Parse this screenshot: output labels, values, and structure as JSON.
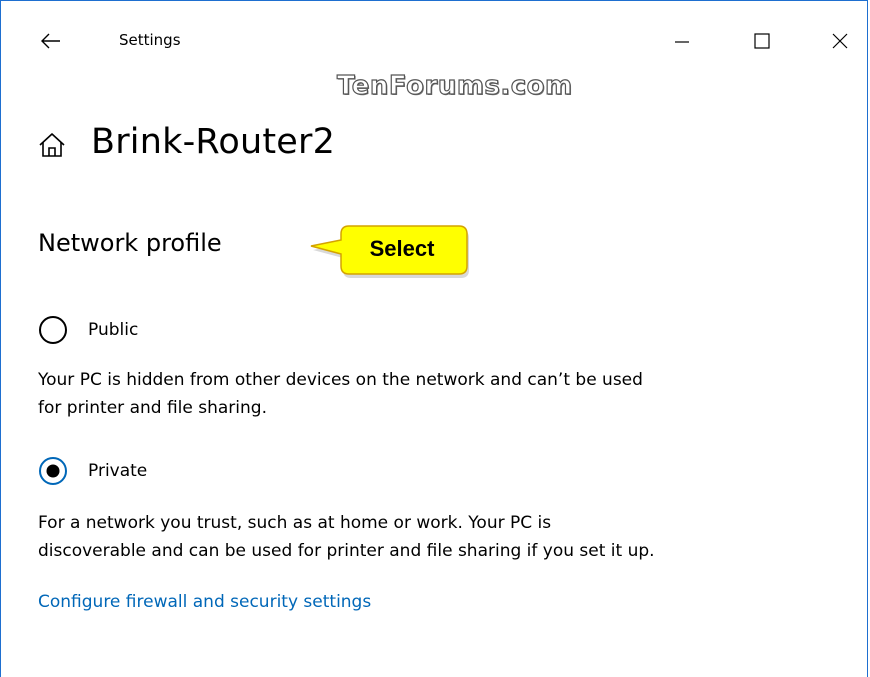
{
  "titlebar": {
    "app_title": "Settings",
    "back_icon": "arrow-left-icon",
    "minimize_icon": "minimize-icon",
    "maximize_icon": "maximize-icon",
    "close_icon": "close-icon"
  },
  "watermark": "TenForums.com",
  "header": {
    "icon": "home-icon",
    "title": "Brink-Router2"
  },
  "network_profile": {
    "section_title": "Network profile",
    "callout_label": "Select",
    "options": [
      {
        "label": "Public",
        "selected": false,
        "description_line1": "Your PC is hidden from other devices on the network and can’t be used",
        "description_line2": "for printer and file sharing."
      },
      {
        "label": "Private",
        "selected": true,
        "description_line1": "For a network you trust, such as at home or work. Your PC is",
        "description_line2": "discoverable and can be used for printer and file sharing if you set it up."
      }
    ]
  },
  "link": {
    "label": "Configure firewall and security settings"
  },
  "colors": {
    "accent": "#0067b8",
    "window_border": "#1e6fd0",
    "callout_fill": "#ffff00",
    "callout_border": "#d4a300"
  }
}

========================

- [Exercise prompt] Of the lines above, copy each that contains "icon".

- [Result below]
    "back_icon": "arrow-left-icon",
    "minimize_icon": "minimize-icon",
    "maximize_icon": "maximize-icon",
    "close_icon": "close-icon"
    "icon": "home-icon",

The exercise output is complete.